It’s important to remember that freezing and thawing or any significant temperature changes can mimic seasonal changes and cause seeds to deteriorate. Freezers can be a great place to store seeds, but if you frequently lose power during the winter, it may be better to put your seeds in a cool cabinet than into the freezer to avoid significant temperature fluctuations.
Keep them dry.
Moisture also signals seeds to germinate. If you’re saving seeds, make sure they’re fully dry before you package them. Larger seeds should easily snap in half and not bend. Smaller seeds should shatter under pressure.
Use airtight containers such as mason jars to store seeds. It’s also a good idea to avoid storing seeds in the refrigerator or unheated garages and sheds due to the fluctuating moisture and temperature levels.
Another option is to add silica gel packets or some dry rice to your jars or containers. These will help absorb any excess moisture. While this isn’t strictly necessary, it can provide a little extra protection.
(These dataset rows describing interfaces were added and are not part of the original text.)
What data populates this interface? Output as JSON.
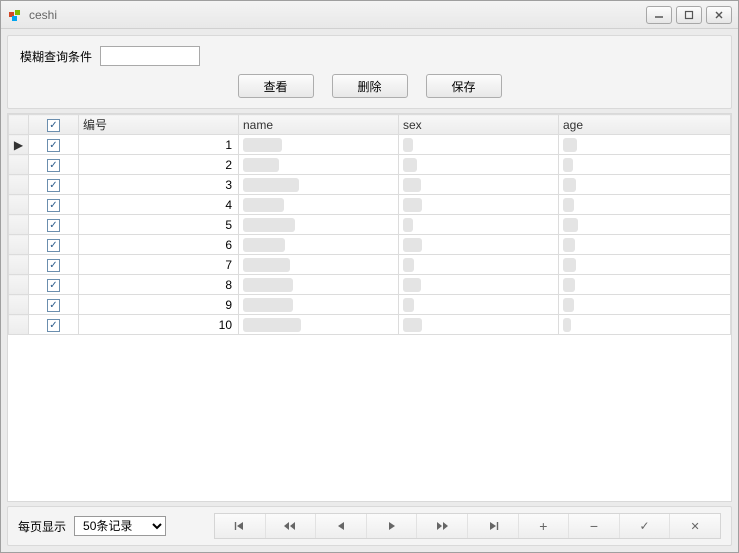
{
  "window": {
    "title": "ceshi"
  },
  "search": {
    "label": "模糊查询条件",
    "value": ""
  },
  "buttons": {
    "view": "查看",
    "delete": "删除",
    "save": "保存"
  },
  "grid": {
    "headers": {
      "id": "编号",
      "name": "name",
      "sex": "sex",
      "age": "age"
    },
    "rows": [
      {
        "checked": true,
        "id": "1"
      },
      {
        "checked": true,
        "id": "2"
      },
      {
        "checked": true,
        "id": "3"
      },
      {
        "checked": true,
        "id": "4"
      },
      {
        "checked": true,
        "id": "5"
      },
      {
        "checked": true,
        "id": "6"
      },
      {
        "checked": true,
        "id": "7"
      },
      {
        "checked": true,
        "id": "8"
      },
      {
        "checked": true,
        "id": "9"
      },
      {
        "checked": true,
        "id": "10"
      }
    ],
    "header_checked": true,
    "selected_row": 0
  },
  "pager": {
    "label": "每页显示",
    "page_size": "50条记录",
    "buttons": [
      "⏮",
      "◀◀",
      "◀",
      "▶",
      "▶▶",
      "⏭",
      "+",
      "−",
      "✓",
      "✕"
    ]
  }
}
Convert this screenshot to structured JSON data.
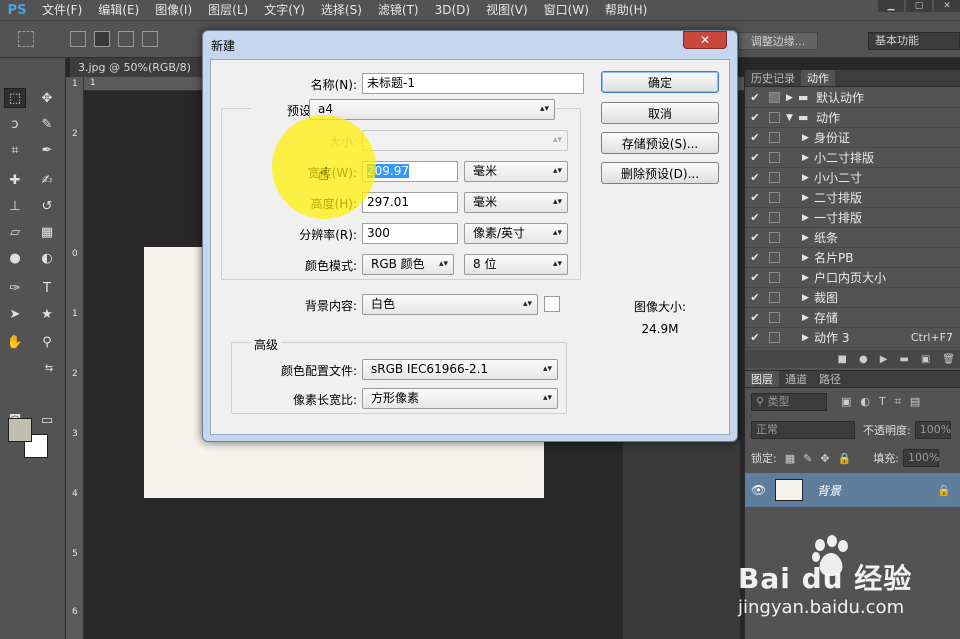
{
  "app": {
    "logo": "PS"
  },
  "menubar": {
    "items": [
      "文件(F)",
      "编辑(E)",
      "图像(I)",
      "图层(L)",
      "文字(Y)",
      "选择(S)",
      "滤镜(T)",
      "3D(D)",
      "视图(V)",
      "窗口(W)",
      "帮助(H)"
    ]
  },
  "optionsbar": {
    "refine_edge": "调整边缘...",
    "workspace": "基本功能"
  },
  "document": {
    "tab_title": "3.jpg @ 50%(RGB/8)",
    "ruler_top_ticks": [
      "1"
    ],
    "ruler_left_ticks": [
      "1",
      "2",
      "0",
      "1",
      "2",
      "3",
      "4",
      "5",
      "6"
    ]
  },
  "dialog": {
    "title": "新建",
    "close_glyph": "✕",
    "name_label": "名称(N):",
    "name_value": "未标题-1",
    "preset_label": "预设:",
    "preset_value": "a4",
    "size_label": "大小:",
    "width_label": "宽度(W):",
    "width_value": "209.97",
    "width_unit": "毫米",
    "height_label": "高度(H):",
    "height_value": "297.01",
    "height_unit": "毫米",
    "resolution_label": "分辨率(R):",
    "resolution_value": "300",
    "resolution_unit": "像素/英寸",
    "color_mode_label": "颜色模式:",
    "color_mode_value": "RGB 颜色",
    "bit_depth_value": "8 位",
    "bg_content_label": "背景内容:",
    "bg_content_value": "白色",
    "advanced_label": "高级",
    "color_profile_label": "颜色配置文件:",
    "color_profile_value": "sRGB IEC61966-2.1",
    "pixel_aspect_label": "像素长宽比:",
    "pixel_aspect_value": "方形像素",
    "ok_button": "确定",
    "cancel_button": "取消",
    "save_preset_button": "存储预设(S)...",
    "delete_preset_button": "删除预设(D)...",
    "image_size_label": "图像大小:",
    "image_size_value": "24.9M"
  },
  "history_panel": {
    "tabs": [
      "历史记录",
      "动作"
    ],
    "actions": [
      {
        "label": "默认动作",
        "shortcut": ""
      },
      {
        "label": "动作",
        "shortcut": ""
      },
      {
        "label": "身份证",
        "shortcut": ""
      },
      {
        "label": "小二寸排版",
        "shortcut": ""
      },
      {
        "label": "小小二寸",
        "shortcut": ""
      },
      {
        "label": "二寸排版",
        "shortcut": ""
      },
      {
        "label": "一寸排版",
        "shortcut": ""
      },
      {
        "label": "纸条",
        "shortcut": ""
      },
      {
        "label": "名片PB",
        "shortcut": ""
      },
      {
        "label": "户口内页大小",
        "shortcut": ""
      },
      {
        "label": "裁图",
        "shortcut": ""
      },
      {
        "label": "存储",
        "shortcut": ""
      },
      {
        "label": "动作 3",
        "shortcut": "Ctrl+F7"
      }
    ]
  },
  "layers_panel": {
    "tabs": [
      "图层",
      "通道",
      "路径"
    ],
    "filter_kind": "类型",
    "blend_mode": "正常",
    "opacity_label": "不透明度:",
    "opacity_value": "100%",
    "lock_label": "锁定:",
    "fill_label": "填充:",
    "fill_value": "100%",
    "layer_name": "背景"
  },
  "watermark": {
    "brand": "Bai du 经验",
    "url": "jingyan.baidu.com"
  },
  "colors": {
    "foreground": "#c3bfb0",
    "background": "#ffffff",
    "selected_layer": "#5f7e9e",
    "dialog_frame": "#c4d7ee",
    "highlight": "#fff000"
  }
}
Keep them in the dark.
Sunlight is detrimental to the long-term viability of seeds. It can signal to seeds that it’s time to sprout and cause the seeds to break down. You can place jars or containers of seeds in a dark cabinet or a larger solid color tote or container.
A few other things to consider:
- Label everything! Label your containers with the date seeds were stored and when you’ve done germination tests.
- Especially when storing grain seed, if you see signs of pest activity such as moths or weevils, place it in an airtight container in the freezer for two days to kill them.
- Organize your seeds and make a list of what you have to avoid over-ordering this winter.
Properly storing your seeds can save you time and frustration. Follow these tips to ensure your seeds stay viable for as long as possible. Check out a few more of our seed-related posts below: